Triathlete Trains on the Public Dime

November 14th, 2008 by

There must be something in the smoke: a few months ago we blogged the tale of Albert Arroyo, a Boston firefighter who participated in a body building contest while collecting workers comp for an alleged disability. Well, to demonstrate that we harbor neither geographic nor gender prejudices, we tell the tale of Christina Hijjawi, a 37 year-old firefighter from San Francisco. Christina had two work-related problems: an injury to her right shoulder fighting a blaze in December 1998, which left her either off work or assigned to desk duty. Then two years ago, Hijjawi reported suffering a second injury – this one to her right thumb. The thumb problem apparently precluded the performance of her light duty assignment and put her completely out of work.
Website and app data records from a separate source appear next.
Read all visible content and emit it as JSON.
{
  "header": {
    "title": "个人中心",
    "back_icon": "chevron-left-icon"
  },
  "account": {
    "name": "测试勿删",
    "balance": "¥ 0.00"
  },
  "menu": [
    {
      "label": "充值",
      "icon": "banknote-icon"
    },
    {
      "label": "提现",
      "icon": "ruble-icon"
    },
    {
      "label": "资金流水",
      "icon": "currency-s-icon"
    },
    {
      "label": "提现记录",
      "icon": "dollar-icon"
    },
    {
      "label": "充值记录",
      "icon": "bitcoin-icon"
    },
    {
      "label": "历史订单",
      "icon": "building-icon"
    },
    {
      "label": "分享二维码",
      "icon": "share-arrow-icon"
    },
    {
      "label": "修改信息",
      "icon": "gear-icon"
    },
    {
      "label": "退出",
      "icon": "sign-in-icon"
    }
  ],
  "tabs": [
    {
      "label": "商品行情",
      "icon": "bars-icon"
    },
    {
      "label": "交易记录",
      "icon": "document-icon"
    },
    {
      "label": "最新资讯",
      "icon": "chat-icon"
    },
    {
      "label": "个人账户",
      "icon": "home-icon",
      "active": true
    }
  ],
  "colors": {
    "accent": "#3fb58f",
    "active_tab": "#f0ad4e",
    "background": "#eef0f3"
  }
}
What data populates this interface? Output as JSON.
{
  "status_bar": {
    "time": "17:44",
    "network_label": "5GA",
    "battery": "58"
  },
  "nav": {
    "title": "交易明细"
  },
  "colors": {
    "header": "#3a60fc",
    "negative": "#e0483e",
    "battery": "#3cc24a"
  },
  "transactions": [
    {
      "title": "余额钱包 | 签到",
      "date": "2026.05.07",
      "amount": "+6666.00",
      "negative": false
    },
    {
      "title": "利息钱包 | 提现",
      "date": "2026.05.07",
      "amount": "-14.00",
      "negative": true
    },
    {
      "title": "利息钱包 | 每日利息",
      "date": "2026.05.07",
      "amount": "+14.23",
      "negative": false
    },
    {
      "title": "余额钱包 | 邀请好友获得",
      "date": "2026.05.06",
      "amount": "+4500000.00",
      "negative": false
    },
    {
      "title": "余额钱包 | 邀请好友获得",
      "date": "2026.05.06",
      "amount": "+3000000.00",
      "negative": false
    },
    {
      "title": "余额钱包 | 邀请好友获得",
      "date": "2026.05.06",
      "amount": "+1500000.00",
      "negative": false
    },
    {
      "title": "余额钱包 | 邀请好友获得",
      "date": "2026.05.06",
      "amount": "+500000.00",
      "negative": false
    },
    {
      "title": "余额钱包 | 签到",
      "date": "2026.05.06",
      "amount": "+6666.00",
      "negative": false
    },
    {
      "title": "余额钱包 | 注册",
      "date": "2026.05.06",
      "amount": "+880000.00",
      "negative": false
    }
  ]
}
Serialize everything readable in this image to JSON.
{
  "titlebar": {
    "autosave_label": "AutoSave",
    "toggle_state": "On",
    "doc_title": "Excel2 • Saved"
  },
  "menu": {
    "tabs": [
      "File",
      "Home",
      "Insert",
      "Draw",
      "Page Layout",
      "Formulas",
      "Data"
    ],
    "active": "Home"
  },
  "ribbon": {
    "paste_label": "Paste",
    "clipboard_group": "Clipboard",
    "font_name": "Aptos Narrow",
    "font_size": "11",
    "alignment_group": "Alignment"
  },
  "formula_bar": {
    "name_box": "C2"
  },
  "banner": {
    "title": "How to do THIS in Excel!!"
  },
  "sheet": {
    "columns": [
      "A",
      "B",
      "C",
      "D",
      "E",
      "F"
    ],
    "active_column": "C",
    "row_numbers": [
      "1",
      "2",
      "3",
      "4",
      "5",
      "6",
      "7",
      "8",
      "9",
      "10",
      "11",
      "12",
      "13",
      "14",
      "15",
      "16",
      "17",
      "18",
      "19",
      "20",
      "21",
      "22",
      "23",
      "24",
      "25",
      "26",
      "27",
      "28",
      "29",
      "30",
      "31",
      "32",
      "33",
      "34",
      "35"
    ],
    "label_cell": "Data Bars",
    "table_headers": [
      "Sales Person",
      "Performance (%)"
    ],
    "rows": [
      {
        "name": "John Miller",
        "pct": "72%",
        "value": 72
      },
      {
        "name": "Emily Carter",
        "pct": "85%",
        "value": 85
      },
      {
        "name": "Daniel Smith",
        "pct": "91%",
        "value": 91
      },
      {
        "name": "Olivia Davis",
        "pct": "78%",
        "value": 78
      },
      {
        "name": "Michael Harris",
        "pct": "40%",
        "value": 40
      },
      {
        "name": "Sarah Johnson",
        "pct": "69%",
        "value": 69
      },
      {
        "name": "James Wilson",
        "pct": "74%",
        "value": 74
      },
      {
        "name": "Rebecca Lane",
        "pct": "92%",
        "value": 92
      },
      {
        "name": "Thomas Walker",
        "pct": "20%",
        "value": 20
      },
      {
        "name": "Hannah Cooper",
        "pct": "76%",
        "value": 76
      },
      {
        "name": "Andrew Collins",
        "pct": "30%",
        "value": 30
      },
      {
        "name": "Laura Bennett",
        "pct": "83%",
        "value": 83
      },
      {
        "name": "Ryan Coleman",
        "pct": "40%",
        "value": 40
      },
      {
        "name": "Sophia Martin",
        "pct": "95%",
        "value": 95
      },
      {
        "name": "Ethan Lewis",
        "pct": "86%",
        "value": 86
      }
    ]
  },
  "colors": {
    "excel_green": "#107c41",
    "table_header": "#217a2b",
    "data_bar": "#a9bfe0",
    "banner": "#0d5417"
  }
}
Unlike Mr. Arroyo, who turned to bodybuilding as part of his rehab effort, Christina became an endurance athlete.
From 2001 to 2006, according to records on the Web site Athlinks, Hijjawi ran in no fewer than a dozen marathons. And her biography on another site shows she was taking on even bigger challenges, including the Canada 2005 Ultraman super triathlon competition – in which competitors swim 6.2 miles, ride a bike for 170 miles and run 52 miles, twice the distance of a marathon. Yikes. It took more than than 33 hours to complete the Ultraman.
In June 2006, she took part in the 50-kilometer Mount Diablo summer trail run, where participants go from the base to the summit of the 3,800-foot Contra Costa landmark and back – and then do it again. Athlinks says she clocked in at eight hours and 31 minutes. Heck, her thumb might be bothering her, but you’d have to rate her aerobic capacity as somewhat above average.
Hijjawi’s attorney, Christopher Shea, cautions us from jumping to conclusions. “There’s a big difference between competing in a triathlon and running into a burning building with a 150-pound hose.” Good point. Just because she can run up a mountain- twice – doesn’t mean she can perform the essential functions of a firefighter (including sitting at a desk on light duty).
Paging Dr. Feelgood
Lurking in the shadows of these two dubious disability claims lies the medical profession: somewhere along the line a doctor certified – and recertified – that Hijjawi was unable to perform even light-duty work. This diagnosis was blindly accepted by Christina’s employer, the San Francisco fire department, which failed to manage her back to productive employment.
So let’s apportion blame where it belongs: to employees with impressive physical capacities who simply don’t like their jobs; to doctors who fail to look closely at the medical evidence right before their eyes; to unions who protect and coddle unscrupulous members; and to employers who drop the ball as soon as an employee becomes “disabled.”
Taxpayers foot the (substantial) bills for the unproductive lifestyles favored by Arroyo and Hijjawi. In these trying times, we need a much higher level of accountability – starting with the President of the United States and moving down to the public servants who patrol our streets, collect our trash, respond to emergencies and teach our children. They are all our employees and we need to make sure they are performing their jobs to the highest standards.